That is not mentioning the lack of serious attention that is given to the protection of women and children in war zones and internally displaced persons camps. The system inherited from the previous government leaves many cracks in the sidewalk that one could easily to fall into an abyss of human right’s violations.

Although there are some laws that look to protect women from rape and sexual harassment, they are poorly implemented. In 2016, UNFPA reported on the lack of protections against cyber exploitation, revenge porn, date rape, marital rape and gang rape in Myanmar. Additionally, there are no laws protecting women against marital rape, where perpetrators are treated with impunity. Meanwhile, if a woman becomes pregnant from a rape, she is forced to keep the child because abortion is illegal, regardless of the scenario.

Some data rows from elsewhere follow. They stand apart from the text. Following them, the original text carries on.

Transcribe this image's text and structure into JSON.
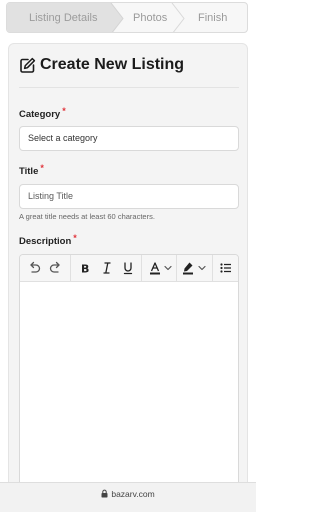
{
  "stepper": {
    "steps": [
      {
        "label": "Listing Details",
        "state": "active"
      },
      {
        "label": "Photos",
        "state": "inactive"
      },
      {
        "label": "Finish",
        "state": "inactive"
      }
    ]
  },
  "form": {
    "title": "Create New Listing",
    "title_icon": "edit-icon",
    "category": {
      "label": "Category",
      "required_mark": "*",
      "value": "Select a category"
    },
    "listing_title": {
      "label": "Title",
      "required_mark": "*",
      "placeholder": "Listing Title",
      "help": "A great title needs at least 60 characters."
    },
    "description": {
      "label": "Description",
      "required_mark": "*",
      "toolbar": [
        "undo-icon",
        "redo-icon",
        "bold",
        "italic",
        "underline",
        "font-color",
        "highlight-color",
        "bulleted-list-icon"
      ]
    }
  },
  "browser": {
    "url": "bazarv.com"
  },
  "colors": {
    "required": "#e0343b",
    "card_bg": "#f4f4f4",
    "active_step_bg": "#e2e2e2"
  }
}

Domestic violence is another issue where women are left unprotected by faulty policy implementation. In 2015, the Myanmar Demographic and Health Survey found that one in five women experience domestic violence in their households. Despite the findings, little has been done to prevent domestic violence and protect women and children, and with a lack of state protection, it is left up to independent advocates to stand up for these survivors. One notable case is the case of the 23-year-old women in Mon State who was the survivor of an acid attack by her boyfriend. There are no laws or institutional protections that will pay for her medical or legal bills, but independent women’s rights group Akhaya Women have supported her during the legal proceedings. If Akhaya did not step in to support her, her attacker would have been able to walk free.

I feel it is apt here to mention how difficult it is to find a good gynaecologist in Yangon, not to mention other cities and towns in Myanmar. Women’s reproductive health and reproductive rights are the least of the state’s worries. Contraceptives are made difficult to attain and are often outdated compared to contraceptive technologies elsewhere. Women who are able to go abroad to see a gynaecologist and get birth control prescriptions reap the benefits of this privilege, while women in rural towns and villages are left with little choice when it comes to their reproductive health.

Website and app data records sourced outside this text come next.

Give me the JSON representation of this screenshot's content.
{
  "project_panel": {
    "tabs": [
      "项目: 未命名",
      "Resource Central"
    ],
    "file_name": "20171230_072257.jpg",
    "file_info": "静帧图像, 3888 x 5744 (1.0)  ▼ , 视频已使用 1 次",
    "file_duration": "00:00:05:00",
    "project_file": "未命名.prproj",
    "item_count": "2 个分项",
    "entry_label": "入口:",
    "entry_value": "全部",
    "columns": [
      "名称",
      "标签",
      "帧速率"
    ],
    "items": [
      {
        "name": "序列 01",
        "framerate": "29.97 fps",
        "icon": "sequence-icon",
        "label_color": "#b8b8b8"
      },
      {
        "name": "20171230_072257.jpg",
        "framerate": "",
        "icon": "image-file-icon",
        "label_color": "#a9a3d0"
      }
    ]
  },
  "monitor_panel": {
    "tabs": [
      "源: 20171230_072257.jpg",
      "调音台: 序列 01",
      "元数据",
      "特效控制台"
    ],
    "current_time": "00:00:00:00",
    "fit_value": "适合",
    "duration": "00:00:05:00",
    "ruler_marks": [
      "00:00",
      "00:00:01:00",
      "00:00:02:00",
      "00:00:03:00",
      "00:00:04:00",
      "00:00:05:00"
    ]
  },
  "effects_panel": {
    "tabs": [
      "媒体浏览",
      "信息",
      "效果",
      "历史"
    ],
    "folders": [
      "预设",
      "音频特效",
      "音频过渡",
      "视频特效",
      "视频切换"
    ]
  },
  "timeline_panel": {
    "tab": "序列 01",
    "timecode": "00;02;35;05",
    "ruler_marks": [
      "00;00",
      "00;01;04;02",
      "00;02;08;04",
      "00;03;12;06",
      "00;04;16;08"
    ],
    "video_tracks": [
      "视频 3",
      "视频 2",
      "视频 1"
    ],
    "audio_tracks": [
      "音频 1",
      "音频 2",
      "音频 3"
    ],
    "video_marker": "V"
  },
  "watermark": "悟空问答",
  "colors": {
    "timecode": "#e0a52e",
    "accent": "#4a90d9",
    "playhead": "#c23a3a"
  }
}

Education gap

Sex education and sexuality training are not mandatory in public education. Young men and women are not well informed about consent, sexuality, sexually transmitted diseases, pregnancy, childcare, or even the use of contraceptives. Independent groups such as Akhaya, Strong Flowers Women’s Support Group and Myanmar Women’s Self Defense League have taken it upon themselves to educate the young men and women who come through their doors, but it is not their responsibility to do so. It is the responsibility of the state to bridge this gap.

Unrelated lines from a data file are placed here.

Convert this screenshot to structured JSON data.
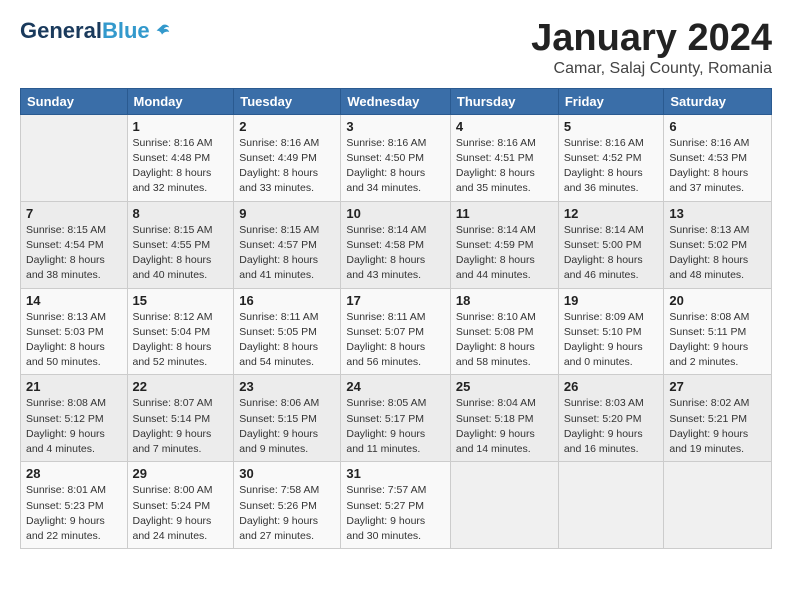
{
  "header": {
    "logo_general": "General",
    "logo_blue": "Blue",
    "title": "January 2024",
    "location": "Camar, Salaj County, Romania"
  },
  "columns": [
    "Sunday",
    "Monday",
    "Tuesday",
    "Wednesday",
    "Thursday",
    "Friday",
    "Saturday"
  ],
  "weeks": [
    [
      {
        "day": "",
        "info": ""
      },
      {
        "day": "1",
        "info": "Sunrise: 8:16 AM\nSunset: 4:48 PM\nDaylight: 8 hours\nand 32 minutes."
      },
      {
        "day": "2",
        "info": "Sunrise: 8:16 AM\nSunset: 4:49 PM\nDaylight: 8 hours\nand 33 minutes."
      },
      {
        "day": "3",
        "info": "Sunrise: 8:16 AM\nSunset: 4:50 PM\nDaylight: 8 hours\nand 34 minutes."
      },
      {
        "day": "4",
        "info": "Sunrise: 8:16 AM\nSunset: 4:51 PM\nDaylight: 8 hours\nand 35 minutes."
      },
      {
        "day": "5",
        "info": "Sunrise: 8:16 AM\nSunset: 4:52 PM\nDaylight: 8 hours\nand 36 minutes."
      },
      {
        "day": "6",
        "info": "Sunrise: 8:16 AM\nSunset: 4:53 PM\nDaylight: 8 hours\nand 37 minutes."
      }
    ],
    [
      {
        "day": "7",
        "info": "Sunrise: 8:15 AM\nSunset: 4:54 PM\nDaylight: 8 hours\nand 38 minutes."
      },
      {
        "day": "8",
        "info": "Sunrise: 8:15 AM\nSunset: 4:55 PM\nDaylight: 8 hours\nand 40 minutes."
      },
      {
        "day": "9",
        "info": "Sunrise: 8:15 AM\nSunset: 4:57 PM\nDaylight: 8 hours\nand 41 minutes."
      },
      {
        "day": "10",
        "info": "Sunrise: 8:14 AM\nSunset: 4:58 PM\nDaylight: 8 hours\nand 43 minutes."
      },
      {
        "day": "11",
        "info": "Sunrise: 8:14 AM\nSunset: 4:59 PM\nDaylight: 8 hours\nand 44 minutes."
      },
      {
        "day": "12",
        "info": "Sunrise: 8:14 AM\nSunset: 5:00 PM\nDaylight: 8 hours\nand 46 minutes."
      },
      {
        "day": "13",
        "info": "Sunrise: 8:13 AM\nSunset: 5:02 PM\nDaylight: 8 hours\nand 48 minutes."
      }
    ],
    [
      {
        "day": "14",
        "info": "Sunrise: 8:13 AM\nSunset: 5:03 PM\nDaylight: 8 hours\nand 50 minutes."
      },
      {
        "day": "15",
        "info": "Sunrise: 8:12 AM\nSunset: 5:04 PM\nDaylight: 8 hours\nand 52 minutes."
      },
      {
        "day": "16",
        "info": "Sunrise: 8:11 AM\nSunset: 5:05 PM\nDaylight: 8 hours\nand 54 minutes."
      },
      {
        "day": "17",
        "info": "Sunrise: 8:11 AM\nSunset: 5:07 PM\nDaylight: 8 hours\nand 56 minutes."
      },
      {
        "day": "18",
        "info": "Sunrise: 8:10 AM\nSunset: 5:08 PM\nDaylight: 8 hours\nand 58 minutes."
      },
      {
        "day": "19",
        "info": "Sunrise: 8:09 AM\nSunset: 5:10 PM\nDaylight: 9 hours\nand 0 minutes."
      },
      {
        "day": "20",
        "info": "Sunrise: 8:08 AM\nSunset: 5:11 PM\nDaylight: 9 hours\nand 2 minutes."
      }
    ],
    [
      {
        "day": "21",
        "info": "Sunrise: 8:08 AM\nSunset: 5:12 PM\nDaylight: 9 hours\nand 4 minutes."
      },
      {
        "day": "22",
        "info": "Sunrise: 8:07 AM\nSunset: 5:14 PM\nDaylight: 9 hours\nand 7 minutes."
      },
      {
        "day": "23",
        "info": "Sunrise: 8:06 AM\nSunset: 5:15 PM\nDaylight: 9 hours\nand 9 minutes."
      },
      {
        "day": "24",
        "info": "Sunrise: 8:05 AM\nSunset: 5:17 PM\nDaylight: 9 hours\nand 11 minutes."
      },
      {
        "day": "25",
        "info": "Sunrise: 8:04 AM\nSunset: 5:18 PM\nDaylight: 9 hours\nand 14 minutes."
      },
      {
        "day": "26",
        "info": "Sunrise: 8:03 AM\nSunset: 5:20 PM\nDaylight: 9 hours\nand 16 minutes."
      },
      {
        "day": "27",
        "info": "Sunrise: 8:02 AM\nSunset: 5:21 PM\nDaylight: 9 hours\nand 19 minutes."
      }
    ],
    [
      {
        "day": "28",
        "info": "Sunrise: 8:01 AM\nSunset: 5:23 PM\nDaylight: 9 hours\nand 22 minutes."
      },
      {
        "day": "29",
        "info": "Sunrise: 8:00 AM\nSunset: 5:24 PM\nDaylight: 9 hours\nand 24 minutes."
      },
      {
        "day": "30",
        "info": "Sunrise: 7:58 AM\nSunset: 5:26 PM\nDaylight: 9 hours\nand 27 minutes."
      },
      {
        "day": "31",
        "info": "Sunrise: 7:57 AM\nSunset: 5:27 PM\nDaylight: 9 hours\nand 30 minutes."
      },
      {
        "day": "",
        "info": ""
      },
      {
        "day": "",
        "info": ""
      },
      {
        "day": "",
        "info": ""
      }
    ]
  ]
}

The domestic labour market in Myanmar is dominated by women, and many are underage workers supporting their families. There are few laws or labour unions working to protect their rights. Many underaged women become domestic workers in larger cities through family, friends or black market connections. Working under casual arrangements, they can easily be taken advantage of by their employers. We have recently seen cases of torture and enslavement, and no doubt there are many more around the country. The sad reality is that many domestic workers, here as well as migrant workers in other countries, are not protected by the law and suffer abuse on an almost daily basis.

It would be remiss of me not to add that LGBTQI individuals are often forgotten in these conversations. Rape, sexual violence, and harassment that occur to members of the LGBTQI community, particularly trans-women and men, are swept under the rug and ignored. They cannot go to the police or authority figures without being ridiculed or disrespected because of their gender and sexuality.  If our government is not fit to protect the most vulnerable citizens in our communities, how can anyone claim that gender inequality is a myth?   

To ditch the myth of the women’s struggle in Myanmar is an insult to all the women’s rights groups, researchers, advocates and activists who have been working towards gender equality. It is not an argument of whether a woman in Myanmar is empowered or not, it is a question of whether she holds the same opportunities, rights, and protections as those who she shares this nation with.

This article was first published by Frontier